Top of Input

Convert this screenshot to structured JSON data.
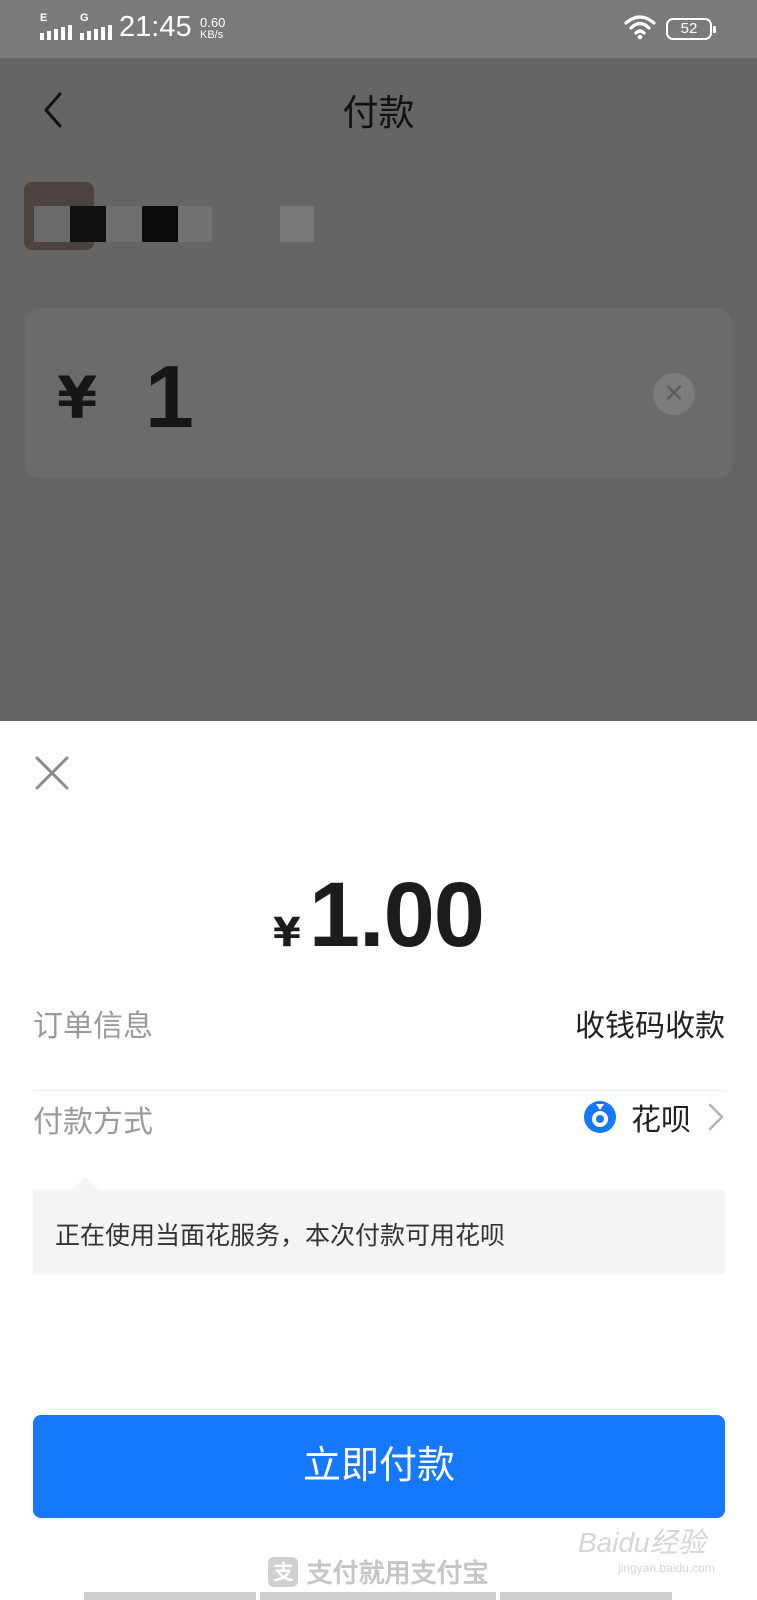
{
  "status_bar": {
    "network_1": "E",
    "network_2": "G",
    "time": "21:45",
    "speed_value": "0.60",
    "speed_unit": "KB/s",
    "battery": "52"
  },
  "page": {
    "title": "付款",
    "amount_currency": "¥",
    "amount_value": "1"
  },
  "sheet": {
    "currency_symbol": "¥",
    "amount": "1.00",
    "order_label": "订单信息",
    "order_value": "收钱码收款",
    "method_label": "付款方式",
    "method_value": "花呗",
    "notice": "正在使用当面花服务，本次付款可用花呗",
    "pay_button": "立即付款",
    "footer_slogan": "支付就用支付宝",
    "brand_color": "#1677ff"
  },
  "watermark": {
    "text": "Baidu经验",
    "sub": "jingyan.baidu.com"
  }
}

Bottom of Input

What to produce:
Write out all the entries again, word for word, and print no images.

Exercise result:
Convert this screenshot to structured JSON data.
{
  "status_bar": {
    "network_1": "E",
    "network_2": "G",
    "time": "21:45",
    "speed_value": "0.60",
    "speed_unit": "KB/s",
    "battery": "52"
  },
  "page": {
    "title": "付款",
    "amount_currency": "¥",
    "amount_value": "1"
  },
  "sheet": {
    "currency_symbol": "¥",
    "amount": "1.00",
    "order_label": "订单信息",
    "order_value": "收钱码收款",
    "method_label": "付款方式",
    "method_value": "花呗",
    "notice": "正在使用当面花服务，本次付款可用花呗",
    "pay_button": "立即付款",
    "footer_slogan": "支付就用支付宝",
    "brand_color": "#1677ff"
  },
  "watermark": {
    "text": "Baidu经验",
    "sub": "jingyan.baidu.com"
  }
}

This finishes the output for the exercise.